It seems like an eternity ago: Michael Schumacher, according to many still the greatest F1 driver of all time, who thrilled an entire nation. All of Germany closely followed their compatriot's successes. Grands Prix were mainly German affairs, also thanks to other illustrious drivers like Heinz-Harald Frentzen and Ralf Schumacher.

How different is the situation today. Once motorsport-crazy Germany seems to have lost all interest in the sport. The ratings actually say it all: in 2022, an average of 2.4 million Germans watched Grands Prix. Two years earlier, the figure was 4 million. It should be mentioned that nowadays the races are entirely behind a paywall, where in the past the open channel RTL had the broadcasting rights.

No Grand Prix

There is no place for a German Grand Prix on F1's crowded calendar either. Indeed, it is not even talked about at all. With the elimination of the Chinese Grand Prix in 2023, Germany was briefly mentioned as a possible replacement. When asked, however, a spokesperson for the Hockenheim circuit revealed that it had no interest in a one-off event, which would have to be set up in a hurry. No doubt many other countries would immediately honour a request to hold an F1 race. Even if it is only a one-off. But Germany? No.

Of course, Michael Schumacher was an absolute icon as a driver. He created a fandom currently comparable to that of Max Verstappen in the Netherlands. Someone like Schumacher is not easily replaced, so it makes sense that attention for the sport is waning. As soon as Verstappen quits, F1's popularity in the Netherlands is also likely to decline. Yet there is more to it, because with Sebastian Vettel, Germany had an absolute top driver until this season.

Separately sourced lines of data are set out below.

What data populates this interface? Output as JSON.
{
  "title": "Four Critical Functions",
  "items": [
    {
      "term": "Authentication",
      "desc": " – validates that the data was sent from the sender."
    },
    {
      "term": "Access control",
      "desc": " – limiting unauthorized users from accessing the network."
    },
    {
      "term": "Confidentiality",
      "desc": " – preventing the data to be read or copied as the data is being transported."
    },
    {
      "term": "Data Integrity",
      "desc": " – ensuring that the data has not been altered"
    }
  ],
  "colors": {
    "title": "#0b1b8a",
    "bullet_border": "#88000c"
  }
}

Less popular

Four times Vettel became world champion, but in terms of popularity he never reached the heights of Michael Schumacher. Especially in his later years, Vettel no longer stood out for outstanding performances. Whereas Schumacher often got more out of the car than was in it - look at his time at Ferrari - Vettel took it easy on the eye. He hardly ever went over the limit. Only in his final months at Aston Martin and knowing his retirement was approaching, did we see something back of the old Vettel from his Red Bull days.

For the Germans, it came too late. They had already dropped out at that point. And the future makes one fear the worst. Mick Schumacher, too, has disappeared from the sport, although with Nico Hulkenberg, a compatriot replaces him. Nico Hulkenberg. Nice guy, decent driver. Not a man who attracts fans. The ratings are unlikely to rise in 2023..


Successors

In the Netherlands, Max Verstappen has ensured that motorsport is 'hot'. He makes kids want to go karting, want to race. The influx of talent has taken off. The Netherlands is becoming a true motorsport country. All thanks to Verstappen, whom all those youngsters look up to. In Germany, there is no driver that kids want to succeed. Consequently, no German super talent can be found in the junior series. So the country ends up in a vicious circle: no fresh blood, no interest from fans, again no kids who want to race, and so on.

Is Germany lost to motorsport? It doesn't have to be yet: Mick Schumacher has not been written off and he may eventually get a second chance in F1. Hopefully with a team that can compete for prizes. Thanks to his surname, a successful Mick is someone who is sure to attract new fans quickly. Moreover, Audi will make its entrance into Formula 1 in 2026. Alongside Mercedes, another great motorsport brand. If these two teams can extend their rivalry to F1, it would be great for Germany.